▶ _Task to complete_
Below are some records; state how many of their lines contain the word "true", and add nothing.

[Component data from apps and pages]
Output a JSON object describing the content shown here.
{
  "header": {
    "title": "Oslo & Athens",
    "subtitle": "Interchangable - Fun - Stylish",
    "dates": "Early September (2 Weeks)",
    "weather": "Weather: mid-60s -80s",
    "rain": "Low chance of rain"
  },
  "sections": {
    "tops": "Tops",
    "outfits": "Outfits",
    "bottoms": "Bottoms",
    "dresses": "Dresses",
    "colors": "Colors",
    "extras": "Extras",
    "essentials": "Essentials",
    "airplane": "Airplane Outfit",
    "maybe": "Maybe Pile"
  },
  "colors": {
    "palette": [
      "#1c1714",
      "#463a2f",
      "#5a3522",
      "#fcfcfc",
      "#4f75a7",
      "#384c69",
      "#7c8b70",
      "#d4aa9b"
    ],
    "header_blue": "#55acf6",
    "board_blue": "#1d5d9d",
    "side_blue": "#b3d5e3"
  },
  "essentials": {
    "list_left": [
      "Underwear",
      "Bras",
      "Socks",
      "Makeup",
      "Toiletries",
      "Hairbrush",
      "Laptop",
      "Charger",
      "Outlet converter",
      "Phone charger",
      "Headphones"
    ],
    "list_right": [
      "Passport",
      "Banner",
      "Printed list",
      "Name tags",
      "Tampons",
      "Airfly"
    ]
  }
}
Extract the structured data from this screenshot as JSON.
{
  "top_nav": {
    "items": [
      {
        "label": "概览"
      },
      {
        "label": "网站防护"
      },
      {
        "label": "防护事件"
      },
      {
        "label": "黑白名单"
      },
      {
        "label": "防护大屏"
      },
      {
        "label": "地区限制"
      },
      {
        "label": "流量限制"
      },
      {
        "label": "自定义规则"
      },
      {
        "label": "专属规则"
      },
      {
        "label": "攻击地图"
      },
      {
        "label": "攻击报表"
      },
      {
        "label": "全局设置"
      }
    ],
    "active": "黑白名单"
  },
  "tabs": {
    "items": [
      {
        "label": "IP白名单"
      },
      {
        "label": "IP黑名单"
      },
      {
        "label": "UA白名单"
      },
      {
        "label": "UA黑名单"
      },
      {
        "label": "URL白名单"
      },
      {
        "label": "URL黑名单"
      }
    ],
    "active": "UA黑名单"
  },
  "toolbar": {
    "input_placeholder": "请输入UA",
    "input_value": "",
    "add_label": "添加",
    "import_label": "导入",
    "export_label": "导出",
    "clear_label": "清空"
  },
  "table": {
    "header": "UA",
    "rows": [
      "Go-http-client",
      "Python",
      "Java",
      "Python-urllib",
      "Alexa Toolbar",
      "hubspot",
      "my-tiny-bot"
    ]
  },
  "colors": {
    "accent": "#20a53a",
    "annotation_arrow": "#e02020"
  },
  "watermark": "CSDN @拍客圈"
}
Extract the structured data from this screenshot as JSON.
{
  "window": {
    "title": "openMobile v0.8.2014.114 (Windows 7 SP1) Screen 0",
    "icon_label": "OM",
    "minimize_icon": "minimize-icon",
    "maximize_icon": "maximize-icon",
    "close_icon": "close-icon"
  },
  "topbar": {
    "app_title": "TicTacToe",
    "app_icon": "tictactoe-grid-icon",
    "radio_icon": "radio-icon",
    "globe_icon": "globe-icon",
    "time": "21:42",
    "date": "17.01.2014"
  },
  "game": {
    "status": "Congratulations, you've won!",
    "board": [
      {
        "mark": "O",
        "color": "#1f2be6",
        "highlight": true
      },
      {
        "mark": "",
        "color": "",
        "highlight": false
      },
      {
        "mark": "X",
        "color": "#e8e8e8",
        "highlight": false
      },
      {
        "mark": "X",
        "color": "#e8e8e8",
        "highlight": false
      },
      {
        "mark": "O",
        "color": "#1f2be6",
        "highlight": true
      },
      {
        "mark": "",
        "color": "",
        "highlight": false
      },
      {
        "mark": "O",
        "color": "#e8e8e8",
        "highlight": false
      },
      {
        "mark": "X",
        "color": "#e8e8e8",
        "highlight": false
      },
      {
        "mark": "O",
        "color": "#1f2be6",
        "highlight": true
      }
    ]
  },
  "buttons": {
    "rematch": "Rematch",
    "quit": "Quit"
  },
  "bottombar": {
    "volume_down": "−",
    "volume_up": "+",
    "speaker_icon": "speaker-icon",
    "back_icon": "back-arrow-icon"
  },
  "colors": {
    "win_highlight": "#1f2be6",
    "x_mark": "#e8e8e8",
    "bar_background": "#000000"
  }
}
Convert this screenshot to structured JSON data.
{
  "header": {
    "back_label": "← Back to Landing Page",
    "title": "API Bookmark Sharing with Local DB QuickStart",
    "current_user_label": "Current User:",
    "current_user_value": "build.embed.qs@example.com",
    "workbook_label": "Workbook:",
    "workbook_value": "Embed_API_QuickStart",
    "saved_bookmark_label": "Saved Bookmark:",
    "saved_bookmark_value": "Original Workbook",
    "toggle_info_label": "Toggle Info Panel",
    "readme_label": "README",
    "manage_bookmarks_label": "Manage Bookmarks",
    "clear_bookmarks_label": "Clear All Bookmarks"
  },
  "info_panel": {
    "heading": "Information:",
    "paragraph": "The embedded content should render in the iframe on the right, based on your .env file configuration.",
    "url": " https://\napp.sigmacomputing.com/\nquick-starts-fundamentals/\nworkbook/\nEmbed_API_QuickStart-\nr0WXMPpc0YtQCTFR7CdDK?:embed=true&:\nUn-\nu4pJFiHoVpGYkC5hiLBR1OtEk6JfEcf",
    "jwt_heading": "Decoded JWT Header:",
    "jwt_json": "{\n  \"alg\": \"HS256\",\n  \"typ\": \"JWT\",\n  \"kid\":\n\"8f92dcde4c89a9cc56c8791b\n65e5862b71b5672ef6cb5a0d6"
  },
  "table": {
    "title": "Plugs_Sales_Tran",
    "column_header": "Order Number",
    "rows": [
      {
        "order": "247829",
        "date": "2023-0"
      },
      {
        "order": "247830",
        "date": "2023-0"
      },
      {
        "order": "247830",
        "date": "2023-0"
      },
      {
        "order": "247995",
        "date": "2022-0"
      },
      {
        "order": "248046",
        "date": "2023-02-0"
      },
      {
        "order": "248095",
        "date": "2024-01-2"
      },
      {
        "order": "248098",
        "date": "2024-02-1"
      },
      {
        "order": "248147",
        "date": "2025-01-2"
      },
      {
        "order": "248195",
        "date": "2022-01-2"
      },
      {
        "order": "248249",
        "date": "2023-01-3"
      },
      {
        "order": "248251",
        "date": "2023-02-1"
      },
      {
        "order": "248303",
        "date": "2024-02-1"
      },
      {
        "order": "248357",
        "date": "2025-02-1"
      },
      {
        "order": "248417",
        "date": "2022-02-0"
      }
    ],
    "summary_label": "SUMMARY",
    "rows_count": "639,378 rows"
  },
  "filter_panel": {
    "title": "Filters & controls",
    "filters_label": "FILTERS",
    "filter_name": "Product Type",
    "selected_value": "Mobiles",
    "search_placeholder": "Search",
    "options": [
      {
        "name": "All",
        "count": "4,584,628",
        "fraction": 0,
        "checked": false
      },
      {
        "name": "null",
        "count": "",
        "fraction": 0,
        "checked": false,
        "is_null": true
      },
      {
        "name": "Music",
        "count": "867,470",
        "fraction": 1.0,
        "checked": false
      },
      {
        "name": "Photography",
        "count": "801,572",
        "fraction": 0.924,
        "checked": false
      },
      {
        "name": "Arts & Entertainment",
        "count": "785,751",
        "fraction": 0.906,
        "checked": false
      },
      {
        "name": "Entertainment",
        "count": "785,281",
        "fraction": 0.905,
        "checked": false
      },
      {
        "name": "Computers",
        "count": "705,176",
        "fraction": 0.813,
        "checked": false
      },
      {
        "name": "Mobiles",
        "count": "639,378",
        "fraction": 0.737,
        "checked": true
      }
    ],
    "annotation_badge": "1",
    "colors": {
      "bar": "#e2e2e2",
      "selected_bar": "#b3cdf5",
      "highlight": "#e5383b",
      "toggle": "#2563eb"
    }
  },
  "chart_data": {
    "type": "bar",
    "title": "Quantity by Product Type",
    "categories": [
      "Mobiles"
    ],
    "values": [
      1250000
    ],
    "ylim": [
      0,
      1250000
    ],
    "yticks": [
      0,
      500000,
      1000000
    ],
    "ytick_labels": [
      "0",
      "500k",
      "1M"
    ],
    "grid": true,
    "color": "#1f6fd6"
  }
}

▶ _Answer to this problem_
7